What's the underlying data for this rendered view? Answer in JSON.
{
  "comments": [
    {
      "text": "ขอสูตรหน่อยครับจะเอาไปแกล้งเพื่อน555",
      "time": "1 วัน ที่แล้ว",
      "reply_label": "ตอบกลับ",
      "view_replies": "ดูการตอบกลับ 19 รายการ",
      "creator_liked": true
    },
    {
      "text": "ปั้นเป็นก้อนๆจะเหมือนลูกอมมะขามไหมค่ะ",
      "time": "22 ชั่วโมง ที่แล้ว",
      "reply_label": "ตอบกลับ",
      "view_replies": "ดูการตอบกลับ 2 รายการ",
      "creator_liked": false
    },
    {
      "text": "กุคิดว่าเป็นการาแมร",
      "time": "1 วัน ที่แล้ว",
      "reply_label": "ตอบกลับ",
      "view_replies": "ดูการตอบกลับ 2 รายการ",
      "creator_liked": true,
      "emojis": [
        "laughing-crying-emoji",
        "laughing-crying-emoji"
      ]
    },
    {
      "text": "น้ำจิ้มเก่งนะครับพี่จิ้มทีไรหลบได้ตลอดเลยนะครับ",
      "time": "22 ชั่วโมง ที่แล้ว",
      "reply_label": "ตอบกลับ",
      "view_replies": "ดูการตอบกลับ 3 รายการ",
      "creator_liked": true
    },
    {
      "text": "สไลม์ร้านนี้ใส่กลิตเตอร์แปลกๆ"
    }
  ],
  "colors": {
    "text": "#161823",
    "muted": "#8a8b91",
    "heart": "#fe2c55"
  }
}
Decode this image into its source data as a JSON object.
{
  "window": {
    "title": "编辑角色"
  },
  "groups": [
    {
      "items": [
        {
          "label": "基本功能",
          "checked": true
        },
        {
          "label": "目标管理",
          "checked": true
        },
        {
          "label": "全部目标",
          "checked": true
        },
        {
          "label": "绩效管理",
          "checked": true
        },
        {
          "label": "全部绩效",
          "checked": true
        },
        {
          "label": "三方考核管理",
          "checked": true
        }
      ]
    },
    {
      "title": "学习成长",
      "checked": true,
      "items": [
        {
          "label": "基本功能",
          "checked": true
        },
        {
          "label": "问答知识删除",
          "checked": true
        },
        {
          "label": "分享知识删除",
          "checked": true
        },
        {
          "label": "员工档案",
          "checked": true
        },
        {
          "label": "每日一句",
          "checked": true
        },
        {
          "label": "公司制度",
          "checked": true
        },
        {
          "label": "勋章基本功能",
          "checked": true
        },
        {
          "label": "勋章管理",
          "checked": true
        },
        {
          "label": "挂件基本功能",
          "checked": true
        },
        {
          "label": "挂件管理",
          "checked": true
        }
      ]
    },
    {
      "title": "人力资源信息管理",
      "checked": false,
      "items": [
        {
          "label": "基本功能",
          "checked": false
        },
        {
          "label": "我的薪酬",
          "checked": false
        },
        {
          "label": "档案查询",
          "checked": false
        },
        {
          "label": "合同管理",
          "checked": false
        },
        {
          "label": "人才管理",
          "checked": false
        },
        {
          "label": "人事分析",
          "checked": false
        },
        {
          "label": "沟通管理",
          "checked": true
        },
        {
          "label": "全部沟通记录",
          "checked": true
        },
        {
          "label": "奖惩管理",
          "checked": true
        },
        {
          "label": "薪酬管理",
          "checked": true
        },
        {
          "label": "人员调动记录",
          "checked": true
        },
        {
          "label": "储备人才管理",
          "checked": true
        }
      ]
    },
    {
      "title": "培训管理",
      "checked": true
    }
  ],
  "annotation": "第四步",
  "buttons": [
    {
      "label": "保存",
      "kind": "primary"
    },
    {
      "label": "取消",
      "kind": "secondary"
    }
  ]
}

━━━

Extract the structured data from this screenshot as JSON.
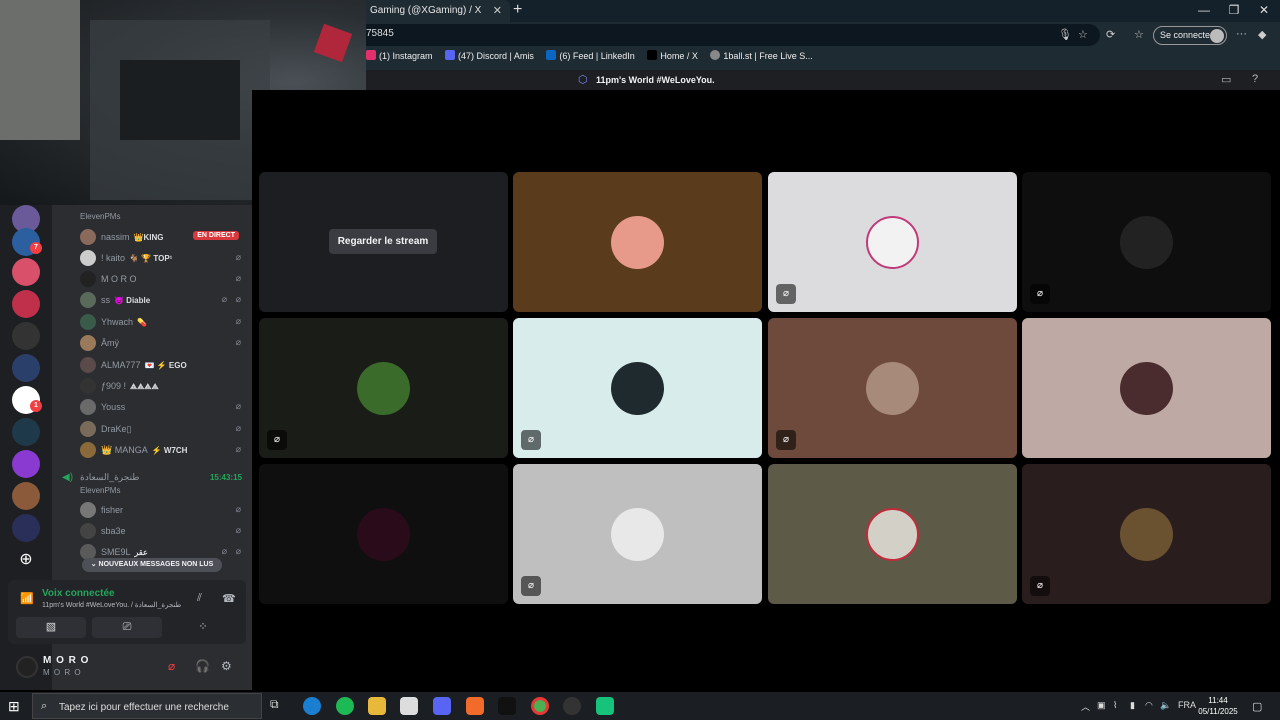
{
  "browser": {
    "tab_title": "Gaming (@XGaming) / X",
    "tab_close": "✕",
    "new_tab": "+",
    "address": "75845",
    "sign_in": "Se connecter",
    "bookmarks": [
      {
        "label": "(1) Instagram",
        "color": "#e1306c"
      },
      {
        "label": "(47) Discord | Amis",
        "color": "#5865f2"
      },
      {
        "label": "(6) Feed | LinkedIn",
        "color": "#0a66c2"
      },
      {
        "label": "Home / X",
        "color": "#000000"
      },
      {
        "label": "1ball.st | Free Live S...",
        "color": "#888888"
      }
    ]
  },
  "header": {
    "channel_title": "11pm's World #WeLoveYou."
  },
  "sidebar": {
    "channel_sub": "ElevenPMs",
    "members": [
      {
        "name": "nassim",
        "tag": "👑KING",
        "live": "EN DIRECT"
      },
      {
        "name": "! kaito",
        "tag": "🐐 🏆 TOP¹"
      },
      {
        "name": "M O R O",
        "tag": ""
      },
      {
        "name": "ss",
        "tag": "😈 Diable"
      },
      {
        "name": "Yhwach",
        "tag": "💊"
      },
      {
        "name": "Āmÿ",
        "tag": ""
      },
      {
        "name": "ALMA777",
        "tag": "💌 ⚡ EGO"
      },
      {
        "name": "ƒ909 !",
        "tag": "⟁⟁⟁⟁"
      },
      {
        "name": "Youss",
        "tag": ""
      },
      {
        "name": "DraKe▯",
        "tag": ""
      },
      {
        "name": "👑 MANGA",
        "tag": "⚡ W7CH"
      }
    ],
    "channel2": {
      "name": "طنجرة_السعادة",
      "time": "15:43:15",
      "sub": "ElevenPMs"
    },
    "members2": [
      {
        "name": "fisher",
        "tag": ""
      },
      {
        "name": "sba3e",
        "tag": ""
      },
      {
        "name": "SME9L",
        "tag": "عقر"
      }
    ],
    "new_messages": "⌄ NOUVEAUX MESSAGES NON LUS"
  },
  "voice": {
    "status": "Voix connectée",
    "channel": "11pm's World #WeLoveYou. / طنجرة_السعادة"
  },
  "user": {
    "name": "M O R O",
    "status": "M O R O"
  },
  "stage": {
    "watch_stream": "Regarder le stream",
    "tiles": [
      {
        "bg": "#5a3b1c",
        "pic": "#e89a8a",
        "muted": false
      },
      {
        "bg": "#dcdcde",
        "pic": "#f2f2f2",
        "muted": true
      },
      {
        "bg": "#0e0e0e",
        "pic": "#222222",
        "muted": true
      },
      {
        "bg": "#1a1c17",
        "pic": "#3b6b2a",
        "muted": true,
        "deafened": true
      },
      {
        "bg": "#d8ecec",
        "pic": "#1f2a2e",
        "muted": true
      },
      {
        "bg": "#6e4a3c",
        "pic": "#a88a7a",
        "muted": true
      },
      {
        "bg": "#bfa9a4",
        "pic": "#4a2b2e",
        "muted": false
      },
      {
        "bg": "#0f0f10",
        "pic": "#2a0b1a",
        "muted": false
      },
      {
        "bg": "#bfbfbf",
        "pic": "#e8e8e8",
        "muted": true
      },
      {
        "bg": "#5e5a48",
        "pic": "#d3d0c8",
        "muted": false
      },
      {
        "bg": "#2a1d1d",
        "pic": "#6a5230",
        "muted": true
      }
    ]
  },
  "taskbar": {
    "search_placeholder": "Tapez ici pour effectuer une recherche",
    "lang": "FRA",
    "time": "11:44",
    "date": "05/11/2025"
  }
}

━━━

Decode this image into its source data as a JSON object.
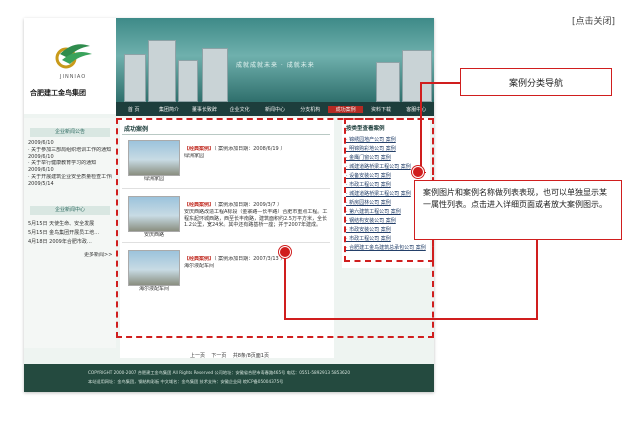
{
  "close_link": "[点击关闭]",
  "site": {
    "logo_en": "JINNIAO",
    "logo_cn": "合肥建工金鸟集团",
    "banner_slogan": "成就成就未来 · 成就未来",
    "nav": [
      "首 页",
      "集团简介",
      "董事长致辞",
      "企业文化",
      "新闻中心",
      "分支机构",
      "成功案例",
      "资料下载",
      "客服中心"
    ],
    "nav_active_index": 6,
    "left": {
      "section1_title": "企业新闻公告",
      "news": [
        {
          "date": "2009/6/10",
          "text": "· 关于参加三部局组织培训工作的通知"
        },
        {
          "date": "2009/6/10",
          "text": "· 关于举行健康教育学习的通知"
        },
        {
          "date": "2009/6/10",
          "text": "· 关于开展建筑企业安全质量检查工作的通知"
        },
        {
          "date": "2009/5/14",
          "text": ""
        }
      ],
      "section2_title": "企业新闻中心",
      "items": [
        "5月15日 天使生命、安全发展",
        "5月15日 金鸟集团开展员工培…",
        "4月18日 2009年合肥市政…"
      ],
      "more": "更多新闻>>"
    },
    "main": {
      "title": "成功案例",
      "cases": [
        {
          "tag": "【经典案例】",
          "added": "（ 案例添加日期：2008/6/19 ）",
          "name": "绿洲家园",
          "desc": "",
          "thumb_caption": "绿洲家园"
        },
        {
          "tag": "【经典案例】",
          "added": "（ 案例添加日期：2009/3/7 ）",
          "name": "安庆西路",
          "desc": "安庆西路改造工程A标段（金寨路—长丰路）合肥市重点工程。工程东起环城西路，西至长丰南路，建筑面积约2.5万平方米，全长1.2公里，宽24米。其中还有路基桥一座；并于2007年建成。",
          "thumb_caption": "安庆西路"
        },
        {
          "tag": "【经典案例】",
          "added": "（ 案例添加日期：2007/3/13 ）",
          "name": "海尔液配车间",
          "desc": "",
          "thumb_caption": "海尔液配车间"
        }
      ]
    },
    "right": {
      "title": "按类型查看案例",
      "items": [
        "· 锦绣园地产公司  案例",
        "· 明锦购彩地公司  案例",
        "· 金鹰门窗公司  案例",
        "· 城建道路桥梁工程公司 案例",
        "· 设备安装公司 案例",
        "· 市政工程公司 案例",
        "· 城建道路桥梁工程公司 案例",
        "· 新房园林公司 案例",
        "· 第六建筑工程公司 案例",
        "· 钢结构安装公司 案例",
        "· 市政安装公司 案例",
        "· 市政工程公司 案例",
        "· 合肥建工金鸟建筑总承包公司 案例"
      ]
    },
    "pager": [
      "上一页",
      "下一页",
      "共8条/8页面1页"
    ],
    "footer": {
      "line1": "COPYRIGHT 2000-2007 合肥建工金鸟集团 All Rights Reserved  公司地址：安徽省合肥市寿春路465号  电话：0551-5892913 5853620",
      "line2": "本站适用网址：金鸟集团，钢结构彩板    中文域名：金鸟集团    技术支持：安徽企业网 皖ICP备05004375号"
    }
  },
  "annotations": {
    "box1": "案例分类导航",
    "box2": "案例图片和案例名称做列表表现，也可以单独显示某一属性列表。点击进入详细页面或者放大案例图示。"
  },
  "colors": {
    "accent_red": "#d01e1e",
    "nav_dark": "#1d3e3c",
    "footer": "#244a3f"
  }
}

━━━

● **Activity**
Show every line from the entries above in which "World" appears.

● **Solution for this exercise**
    "channel_title": "11pm's World #WeLoveYou."
    "channel": "11pm's World #WeLoveYou. / طنجرة_السعادة"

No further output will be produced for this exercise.